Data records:
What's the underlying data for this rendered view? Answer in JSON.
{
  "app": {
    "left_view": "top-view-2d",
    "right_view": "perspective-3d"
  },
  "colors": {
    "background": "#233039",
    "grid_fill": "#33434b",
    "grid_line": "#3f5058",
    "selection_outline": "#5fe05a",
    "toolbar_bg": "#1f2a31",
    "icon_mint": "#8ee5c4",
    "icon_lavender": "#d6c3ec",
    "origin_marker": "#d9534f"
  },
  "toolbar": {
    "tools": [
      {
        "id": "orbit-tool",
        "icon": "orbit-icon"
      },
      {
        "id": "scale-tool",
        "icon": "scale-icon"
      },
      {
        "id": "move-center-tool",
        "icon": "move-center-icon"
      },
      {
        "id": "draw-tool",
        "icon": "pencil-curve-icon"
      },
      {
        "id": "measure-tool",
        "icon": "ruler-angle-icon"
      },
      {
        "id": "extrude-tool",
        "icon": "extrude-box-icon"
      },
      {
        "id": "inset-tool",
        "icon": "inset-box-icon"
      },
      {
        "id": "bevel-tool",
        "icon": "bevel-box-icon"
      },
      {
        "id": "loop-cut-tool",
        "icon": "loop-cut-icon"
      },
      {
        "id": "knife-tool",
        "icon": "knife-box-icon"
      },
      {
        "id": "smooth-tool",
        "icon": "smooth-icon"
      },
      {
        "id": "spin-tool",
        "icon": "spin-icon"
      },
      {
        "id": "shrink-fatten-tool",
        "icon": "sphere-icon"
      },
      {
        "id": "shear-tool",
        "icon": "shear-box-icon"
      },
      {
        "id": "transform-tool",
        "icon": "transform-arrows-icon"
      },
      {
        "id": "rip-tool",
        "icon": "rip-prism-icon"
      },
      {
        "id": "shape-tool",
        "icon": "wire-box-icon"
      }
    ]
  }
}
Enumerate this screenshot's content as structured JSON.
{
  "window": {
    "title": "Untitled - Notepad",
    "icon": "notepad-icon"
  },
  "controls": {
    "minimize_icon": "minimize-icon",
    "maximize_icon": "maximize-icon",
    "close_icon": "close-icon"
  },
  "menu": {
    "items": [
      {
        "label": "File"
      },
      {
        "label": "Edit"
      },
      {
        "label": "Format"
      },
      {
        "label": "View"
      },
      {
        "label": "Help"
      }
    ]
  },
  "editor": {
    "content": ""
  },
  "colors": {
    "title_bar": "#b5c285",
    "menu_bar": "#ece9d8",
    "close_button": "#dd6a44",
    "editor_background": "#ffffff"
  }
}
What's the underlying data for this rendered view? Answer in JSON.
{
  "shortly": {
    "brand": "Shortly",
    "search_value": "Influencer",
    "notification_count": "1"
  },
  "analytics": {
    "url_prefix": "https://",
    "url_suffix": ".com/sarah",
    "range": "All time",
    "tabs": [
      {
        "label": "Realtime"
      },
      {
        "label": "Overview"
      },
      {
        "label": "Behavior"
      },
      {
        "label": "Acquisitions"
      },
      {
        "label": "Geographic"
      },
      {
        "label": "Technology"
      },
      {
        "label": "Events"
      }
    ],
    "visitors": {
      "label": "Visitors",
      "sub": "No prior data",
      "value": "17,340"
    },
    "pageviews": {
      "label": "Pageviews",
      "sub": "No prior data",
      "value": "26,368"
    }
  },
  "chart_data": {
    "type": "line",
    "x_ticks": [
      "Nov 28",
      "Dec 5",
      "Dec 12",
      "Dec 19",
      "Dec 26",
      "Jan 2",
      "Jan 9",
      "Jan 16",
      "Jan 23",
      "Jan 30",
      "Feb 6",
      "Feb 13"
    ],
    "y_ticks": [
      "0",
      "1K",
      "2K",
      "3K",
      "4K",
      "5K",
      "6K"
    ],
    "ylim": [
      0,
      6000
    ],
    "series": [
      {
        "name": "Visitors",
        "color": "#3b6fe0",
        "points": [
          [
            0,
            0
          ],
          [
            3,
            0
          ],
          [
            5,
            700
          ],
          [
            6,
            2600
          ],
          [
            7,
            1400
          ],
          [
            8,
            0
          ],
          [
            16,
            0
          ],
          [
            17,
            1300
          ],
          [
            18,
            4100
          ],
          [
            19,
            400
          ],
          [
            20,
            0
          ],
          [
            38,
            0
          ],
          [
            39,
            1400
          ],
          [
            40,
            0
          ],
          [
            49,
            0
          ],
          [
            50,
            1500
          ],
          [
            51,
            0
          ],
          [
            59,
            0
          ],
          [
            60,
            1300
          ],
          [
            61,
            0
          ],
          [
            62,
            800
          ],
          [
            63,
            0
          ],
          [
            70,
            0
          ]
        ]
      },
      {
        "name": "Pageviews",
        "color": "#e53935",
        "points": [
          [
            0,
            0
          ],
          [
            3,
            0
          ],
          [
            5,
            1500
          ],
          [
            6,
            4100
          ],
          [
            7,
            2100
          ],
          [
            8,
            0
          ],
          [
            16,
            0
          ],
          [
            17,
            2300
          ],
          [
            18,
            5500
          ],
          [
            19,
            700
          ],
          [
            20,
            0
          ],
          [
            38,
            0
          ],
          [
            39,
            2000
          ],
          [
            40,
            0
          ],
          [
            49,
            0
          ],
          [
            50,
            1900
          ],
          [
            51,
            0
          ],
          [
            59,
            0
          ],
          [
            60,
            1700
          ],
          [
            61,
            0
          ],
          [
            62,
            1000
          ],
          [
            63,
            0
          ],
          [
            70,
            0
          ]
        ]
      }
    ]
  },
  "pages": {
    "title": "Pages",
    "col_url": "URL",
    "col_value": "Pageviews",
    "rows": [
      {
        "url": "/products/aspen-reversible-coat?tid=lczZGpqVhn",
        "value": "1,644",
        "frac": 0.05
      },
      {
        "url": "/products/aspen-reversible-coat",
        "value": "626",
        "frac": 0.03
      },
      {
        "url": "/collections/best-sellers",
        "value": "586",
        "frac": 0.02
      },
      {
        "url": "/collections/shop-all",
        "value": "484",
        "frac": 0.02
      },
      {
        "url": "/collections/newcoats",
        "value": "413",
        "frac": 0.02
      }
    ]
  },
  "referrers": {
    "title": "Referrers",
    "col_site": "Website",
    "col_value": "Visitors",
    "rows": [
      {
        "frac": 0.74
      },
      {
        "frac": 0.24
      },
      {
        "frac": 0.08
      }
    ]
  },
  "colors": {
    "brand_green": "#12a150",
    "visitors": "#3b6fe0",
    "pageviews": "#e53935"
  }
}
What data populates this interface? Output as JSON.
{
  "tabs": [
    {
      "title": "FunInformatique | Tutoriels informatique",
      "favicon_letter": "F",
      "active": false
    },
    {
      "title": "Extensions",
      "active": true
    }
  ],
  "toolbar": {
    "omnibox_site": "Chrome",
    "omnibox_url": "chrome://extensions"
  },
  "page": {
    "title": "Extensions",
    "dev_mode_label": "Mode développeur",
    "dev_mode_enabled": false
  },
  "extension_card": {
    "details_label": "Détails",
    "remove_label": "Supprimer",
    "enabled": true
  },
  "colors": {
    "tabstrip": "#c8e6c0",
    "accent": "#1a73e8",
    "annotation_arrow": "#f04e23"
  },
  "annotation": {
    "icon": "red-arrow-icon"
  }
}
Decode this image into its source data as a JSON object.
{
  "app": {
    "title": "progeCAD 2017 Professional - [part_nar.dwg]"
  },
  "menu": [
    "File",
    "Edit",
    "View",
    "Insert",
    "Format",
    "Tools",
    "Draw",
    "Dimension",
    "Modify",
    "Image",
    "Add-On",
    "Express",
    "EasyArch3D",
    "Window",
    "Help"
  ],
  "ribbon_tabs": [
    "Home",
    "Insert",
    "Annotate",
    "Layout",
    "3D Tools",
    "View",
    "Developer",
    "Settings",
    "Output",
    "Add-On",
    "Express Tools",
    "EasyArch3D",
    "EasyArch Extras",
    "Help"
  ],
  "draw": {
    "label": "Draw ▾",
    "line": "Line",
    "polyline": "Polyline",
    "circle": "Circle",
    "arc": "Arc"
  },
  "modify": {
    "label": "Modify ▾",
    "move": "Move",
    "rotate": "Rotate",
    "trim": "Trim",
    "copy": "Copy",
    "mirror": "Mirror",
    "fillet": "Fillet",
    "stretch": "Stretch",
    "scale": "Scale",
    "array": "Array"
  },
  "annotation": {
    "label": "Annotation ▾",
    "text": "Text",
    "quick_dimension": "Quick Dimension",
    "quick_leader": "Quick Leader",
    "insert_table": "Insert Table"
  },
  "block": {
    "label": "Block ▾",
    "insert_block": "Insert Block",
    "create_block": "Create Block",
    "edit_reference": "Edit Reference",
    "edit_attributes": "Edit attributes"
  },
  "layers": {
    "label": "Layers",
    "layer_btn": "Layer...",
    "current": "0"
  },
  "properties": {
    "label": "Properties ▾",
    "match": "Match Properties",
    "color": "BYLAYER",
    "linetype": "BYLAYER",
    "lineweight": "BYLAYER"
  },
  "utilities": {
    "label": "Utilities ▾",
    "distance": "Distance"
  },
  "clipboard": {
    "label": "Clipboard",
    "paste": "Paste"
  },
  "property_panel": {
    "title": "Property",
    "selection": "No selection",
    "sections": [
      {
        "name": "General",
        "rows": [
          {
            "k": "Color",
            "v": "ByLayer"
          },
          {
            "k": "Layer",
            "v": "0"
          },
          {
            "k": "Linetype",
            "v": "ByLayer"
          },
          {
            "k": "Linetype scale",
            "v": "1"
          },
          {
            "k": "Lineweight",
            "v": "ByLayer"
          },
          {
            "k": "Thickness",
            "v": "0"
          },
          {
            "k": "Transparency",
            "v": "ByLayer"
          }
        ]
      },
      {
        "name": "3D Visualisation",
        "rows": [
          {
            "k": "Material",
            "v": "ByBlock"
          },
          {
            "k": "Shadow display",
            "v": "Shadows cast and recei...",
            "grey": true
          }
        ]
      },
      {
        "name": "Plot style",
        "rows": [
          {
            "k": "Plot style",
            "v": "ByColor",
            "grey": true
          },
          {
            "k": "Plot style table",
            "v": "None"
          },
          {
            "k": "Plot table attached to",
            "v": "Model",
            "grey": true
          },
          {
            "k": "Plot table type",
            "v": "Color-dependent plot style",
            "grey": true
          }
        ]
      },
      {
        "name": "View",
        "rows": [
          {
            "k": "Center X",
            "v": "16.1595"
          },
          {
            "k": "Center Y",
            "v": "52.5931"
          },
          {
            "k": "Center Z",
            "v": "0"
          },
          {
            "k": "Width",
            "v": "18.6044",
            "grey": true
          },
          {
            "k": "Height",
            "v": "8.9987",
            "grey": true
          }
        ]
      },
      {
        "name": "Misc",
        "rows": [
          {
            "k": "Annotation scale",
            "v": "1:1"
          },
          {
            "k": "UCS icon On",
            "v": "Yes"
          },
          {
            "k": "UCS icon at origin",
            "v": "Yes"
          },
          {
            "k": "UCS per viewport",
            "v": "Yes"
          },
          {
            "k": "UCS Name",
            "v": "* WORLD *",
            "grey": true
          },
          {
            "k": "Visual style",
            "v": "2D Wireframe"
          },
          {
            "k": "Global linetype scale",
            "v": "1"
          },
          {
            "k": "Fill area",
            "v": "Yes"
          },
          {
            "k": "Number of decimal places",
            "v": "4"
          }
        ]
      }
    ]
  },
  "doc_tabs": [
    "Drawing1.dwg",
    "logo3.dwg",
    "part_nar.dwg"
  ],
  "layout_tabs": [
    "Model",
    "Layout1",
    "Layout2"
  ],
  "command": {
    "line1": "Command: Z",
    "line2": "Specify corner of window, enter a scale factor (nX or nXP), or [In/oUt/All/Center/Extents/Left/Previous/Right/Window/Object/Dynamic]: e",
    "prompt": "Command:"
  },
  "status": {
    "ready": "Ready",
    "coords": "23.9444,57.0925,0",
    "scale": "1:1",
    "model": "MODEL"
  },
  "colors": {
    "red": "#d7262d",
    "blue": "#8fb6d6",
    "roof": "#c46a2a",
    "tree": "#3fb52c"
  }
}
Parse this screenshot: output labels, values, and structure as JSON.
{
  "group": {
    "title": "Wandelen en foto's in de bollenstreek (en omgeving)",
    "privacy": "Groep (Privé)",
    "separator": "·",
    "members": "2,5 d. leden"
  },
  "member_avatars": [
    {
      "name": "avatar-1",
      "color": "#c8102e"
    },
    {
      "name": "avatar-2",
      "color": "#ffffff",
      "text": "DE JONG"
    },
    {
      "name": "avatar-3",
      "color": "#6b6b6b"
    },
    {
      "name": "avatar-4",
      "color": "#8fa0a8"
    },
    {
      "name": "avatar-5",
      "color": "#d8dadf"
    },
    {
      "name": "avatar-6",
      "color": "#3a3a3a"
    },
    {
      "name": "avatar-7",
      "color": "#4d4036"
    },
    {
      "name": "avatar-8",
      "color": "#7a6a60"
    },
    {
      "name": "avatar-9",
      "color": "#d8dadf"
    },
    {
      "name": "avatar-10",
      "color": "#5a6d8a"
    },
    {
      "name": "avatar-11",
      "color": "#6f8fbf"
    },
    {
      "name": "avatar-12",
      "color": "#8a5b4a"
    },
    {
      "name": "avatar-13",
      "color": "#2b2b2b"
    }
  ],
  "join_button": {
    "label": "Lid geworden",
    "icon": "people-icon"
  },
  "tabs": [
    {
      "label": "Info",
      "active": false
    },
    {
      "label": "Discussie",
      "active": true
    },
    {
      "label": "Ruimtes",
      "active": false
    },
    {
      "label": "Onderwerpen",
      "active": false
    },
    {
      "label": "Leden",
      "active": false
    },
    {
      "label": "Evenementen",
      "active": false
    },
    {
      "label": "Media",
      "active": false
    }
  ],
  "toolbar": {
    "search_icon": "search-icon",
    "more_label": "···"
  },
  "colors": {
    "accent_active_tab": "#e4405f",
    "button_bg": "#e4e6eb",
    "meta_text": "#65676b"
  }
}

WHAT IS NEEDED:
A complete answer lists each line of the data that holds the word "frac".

YOUR SOLUTION:
        "frac": 0.05
        "frac": 0.03
        "frac": 0.02
        "frac": 0.02
        "frac": 0.02
        "frac": 0.74
        "frac": 0.24
        "frac": 0.08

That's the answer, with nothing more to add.